Separate vs. Marital Property Determinations
When it comes to spousal support determinations, one key factor is the distinction between separate and marital property. Separate property refers to assets or debts owned or acquired by one spouse before the marriage or through inheritances or gifts during the marriage. On the other hand, marital property includes assets acquired during the marriage, such as income, real estate, and investments.
The distribution of marital property can significantly impact the decision to award spousal support. Courts consider several factors when determining separate vs. marital property, including the contributions of each spouse to the marital estate and their overall financial resources. In general, if a spouse has significant separate property and financial resources, they may be less likely to receive spousal support.
An unequal distribution of marital property can also affect the eligibility for spousal support. If one spouse receives a significant portion of the marital property, this can provide them with the financial resources needed to support themselves after the divorce. Conversely, if one spouse is left with minimal assets, they may be more likely to receive spousal support.
It’s important to consult with a divorce attorney who specializes in family law to fully understand how separate vs. marital property determinations may impact your spousal support case. They can evaluate your financial circumstances and provide guidance on how best to approach the distribution of marital assets to maximize your chances of receiving the appropriate spousal support.
Impact on Financial Resources Available to Both Parties
When determining spousal support, the factors mentioned in the background information, such as the needs and financial resources of the parties, the size of the financial discrepancy, and the length of time necessary to gain financial independence, can have a significant impact on the overall financial resources available to both parties involved in a divorce.
The financial resources of each spouse are crucial in determining the amount of spousal support awarded. A higher-earning spouse with substantial income and wealth may be expected to provide support to the lower-earning spouse who has limited financial resources. The needs of the parties are also considered, as the spouse with fewer financial resources may require support to maintain their standard of living established during the marriage.
Moreover, the size of the financial discrepancy between the parties can affect the amount of spousal support awarded. If there is a significant imbalance in income or wealth, the court may grant a higher amount of support to the dependent spouse to bridge the gap and ensure a fair distribution of resources.
Furthermore, the length of time required for the lower-earning spouse to gain financial independence is taken into account. Factors such as job skills, education level, and employment opportunities are considered to determine the duration of spousal support.

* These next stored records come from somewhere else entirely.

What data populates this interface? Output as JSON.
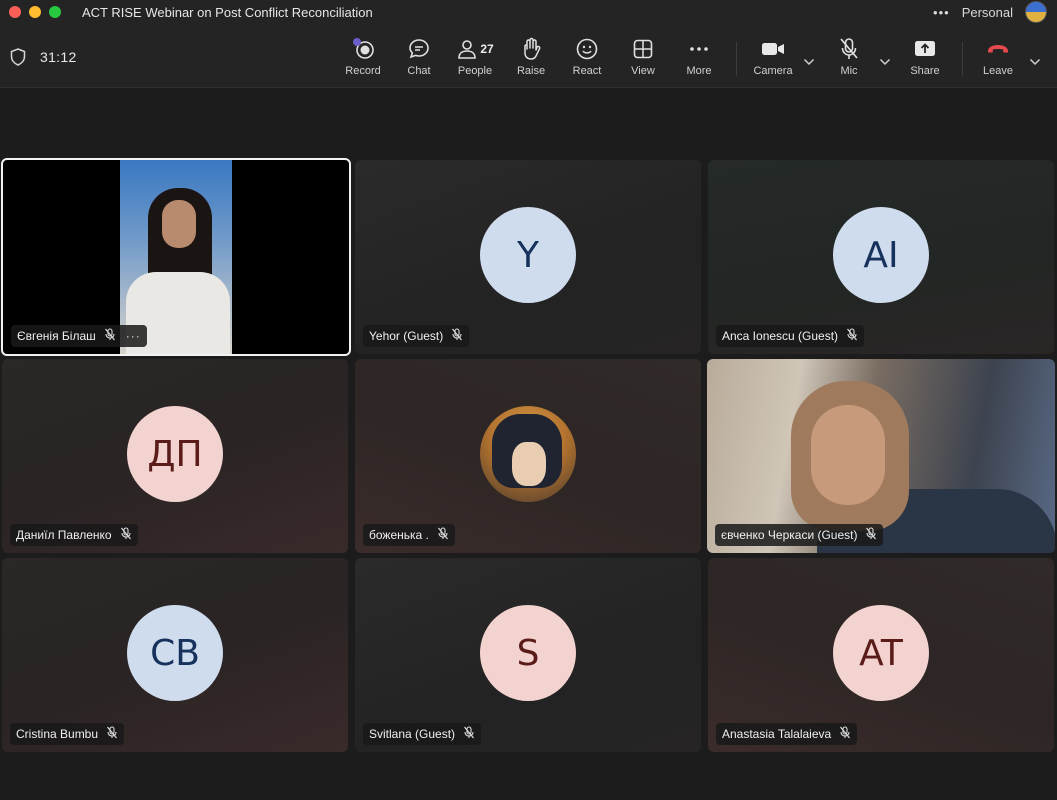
{
  "window": {
    "title": "ACT RISE Webinar on Post Conflict Reconciliation",
    "profile_label": "Personal"
  },
  "toolbar": {
    "timer": "31:12",
    "record_label": "Record",
    "chat_label": "Chat",
    "people_label": "People",
    "people_count": "27",
    "raise_label": "Raise",
    "react_label": "React",
    "view_label": "View",
    "more_label": "More",
    "camera_label": "Camera",
    "mic_label": "Mic",
    "share_label": "Share",
    "leave_label": "Leave"
  },
  "participants": [
    {
      "name": "Євгенія Білаш",
      "type": "video",
      "muted": true,
      "active": true
    },
    {
      "name": "Yehor (Guest)",
      "initials": "Y",
      "type": "avatar",
      "avatar_color": "blue",
      "muted": true
    },
    {
      "name": "Anca Ionescu (Guest)",
      "initials": "AI",
      "type": "avatar",
      "avatar_color": "blue",
      "muted": true
    },
    {
      "name": "Даниїл Павленко",
      "initials": "ДП",
      "type": "avatar",
      "avatar_color": "pink",
      "muted": true
    },
    {
      "name": "боженька .",
      "type": "picture",
      "muted": true
    },
    {
      "name": "євченко Черкаси (Guest)",
      "type": "video",
      "muted": true
    },
    {
      "name": "Cristina Bumbu",
      "initials": "CB",
      "type": "avatar",
      "avatar_color": "blue",
      "muted": true
    },
    {
      "name": "Svitlana (Guest)",
      "initials": "S",
      "type": "avatar",
      "avatar_color": "pink",
      "muted": true
    },
    {
      "name": "Anastasia Talalaieva",
      "initials": "AT",
      "type": "avatar",
      "avatar_color": "pink",
      "muted": true
    }
  ],
  "colors": {
    "background": "#1c1c1c",
    "toolbar": "#242424",
    "leave_red": "#e5484d",
    "avatar_blue_bg": "#cfdcee",
    "avatar_blue_fg": "#16325c",
    "avatar_pink_bg": "#f3d3d0",
    "avatar_pink_fg": "#5a1c19"
  }
}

The goal is to provide support for a reasonable period until the recipient’s spouse can become self-supporting and achieve financial independence.
In conclusion, spousal support decisions aim to ensure a fair and equitable distribution of resources, taking into consideration the unique circumstances of each case. By weighing these factors, family law courts strive to establish an appropriate and reasonable level of support to maintain the marital standard of living and provide for the financial needs of the dependent spouse.